"Typically, city folks aren't welcome on their property in the middle of the night," said Anja Raudabaugh, executive director of the Madera County Farm Bureau. "They are lucky they haven't been shot. ... It's getting really ugly down here."
Jeff Morales, CEO of the California High-Speed Rail Authority, said his contractors have been lawful, respectful and fair and that the process has been "very smooth." He said they've hired many local surveyors who know the community and are not "city slickers."
Morales is looking forward to creating a plan with each property owner but can't yet under the law.
"People in the alignment are left to kind of conjure up the worst fears of what it might be," Morales said. "Hopefully in most cases it will lead to resolution that works for everyone."
This part of western Madera County, which has about 150,000 residents, is a two-hour drive southeast of San Jose and has more flies, cows and flannel shirts tucked into jeans than you'd see anywhere in the Bay Area.
Its two cities, Madera and Chowchilla, have street names like Avenue 18½ (between avenues 18 and 19) and Cross Road. Agriculture is its prime business and 1 of 5 people live below the poverty line. The bullet train won't stop within 25 miles of here, with the closest stations planned for Fresno and Merced.
Gov. Jerry Brown and the Legislature in July approved the first $6 billion stretch of tracks, starting with a $1.5 billion leg from Madera to Fresno next July. First, planners need to spend an estimated $360 million to buy out at least 326 parcels along the route. Holdouts will be bought out through court whether they like it or not.
Raudabaugh said the 1,650 acres of farm set to be bought out in Madera County for tracks will ruin irrigation systems, wells and pumps farmers have spent decades building. They're also concerned the 100-foot wide tracks will bisect existing roads and affect about three dozen school bus routes.
"It's gonna destroy what I got," said Curran, who grows four varieties of grapes, alfalfa, wheat and barley, and raises cows. "It's just a big-ass gorilla, and they tell you what they're gonna do, and they don't care what you think."
Morales said the state will fix and even replace torn-up irrigation systems. Many of the property owners will be able to continue farming their remaining land.
Supporters say they desperately need the jobs the project will bring to the depressed area, where unemployment has recently hovered around 15 percent. The local construction union said the bullet train could single-handedly provide paychecks to 70 percent of its unemployed and underemployed workers.
Others, like downtown Fresno property owner Chris Mathys, are eager to unload vacant land.
"I did not support using tax dollars for the high-speed rail project but believe we must also respect our system of government," Mathys said in a court filing opposing Madera County's injunction request.
The state estimates the first $6 billion Central Valley leg, with funding split between the state and federal governments, could return more than a half-billion dollars in tax revenue, generate 30,000 job-years of employment and $2 billion in economic stimulus. It will lay the groundwork for the entire San Francisco-to-Los Angeles rail line.

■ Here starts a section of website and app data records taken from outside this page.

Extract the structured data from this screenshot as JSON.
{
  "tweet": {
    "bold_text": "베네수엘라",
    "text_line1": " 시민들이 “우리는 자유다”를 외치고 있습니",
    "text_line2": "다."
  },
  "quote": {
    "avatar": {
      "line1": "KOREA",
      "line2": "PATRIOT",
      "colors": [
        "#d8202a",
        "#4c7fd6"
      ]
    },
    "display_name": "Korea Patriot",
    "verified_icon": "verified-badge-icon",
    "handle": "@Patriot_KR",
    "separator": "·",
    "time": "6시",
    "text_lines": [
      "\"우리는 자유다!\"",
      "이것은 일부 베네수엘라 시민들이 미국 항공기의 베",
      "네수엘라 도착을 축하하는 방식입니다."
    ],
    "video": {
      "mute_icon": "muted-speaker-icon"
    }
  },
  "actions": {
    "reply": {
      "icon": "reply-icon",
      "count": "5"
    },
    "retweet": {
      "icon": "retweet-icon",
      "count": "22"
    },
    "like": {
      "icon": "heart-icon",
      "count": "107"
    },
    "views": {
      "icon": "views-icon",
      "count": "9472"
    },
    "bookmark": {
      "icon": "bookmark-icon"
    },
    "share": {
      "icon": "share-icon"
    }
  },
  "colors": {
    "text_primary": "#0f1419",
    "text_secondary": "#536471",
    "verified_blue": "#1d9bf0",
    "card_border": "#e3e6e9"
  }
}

But in neighboring Chowchilla, Kole Upton, 69, and his 40-year-old son, Darin, are fighting to protect their farm from the bullet train tracks, as well. Like many people around here, farming is all they've ever known, and they plan to pass the ranch down to future generations.
"It's our life," Kole Upton said at his 983-acre ranch, where his family has grown corn nuts, almonds and pistachios since his father returned from World War II in 1946. "I'll be damned if they're going to run me off my land."
Contact Mike Rosenberg at 408-920-5705. Follow him at twitter.com/rosenberg17.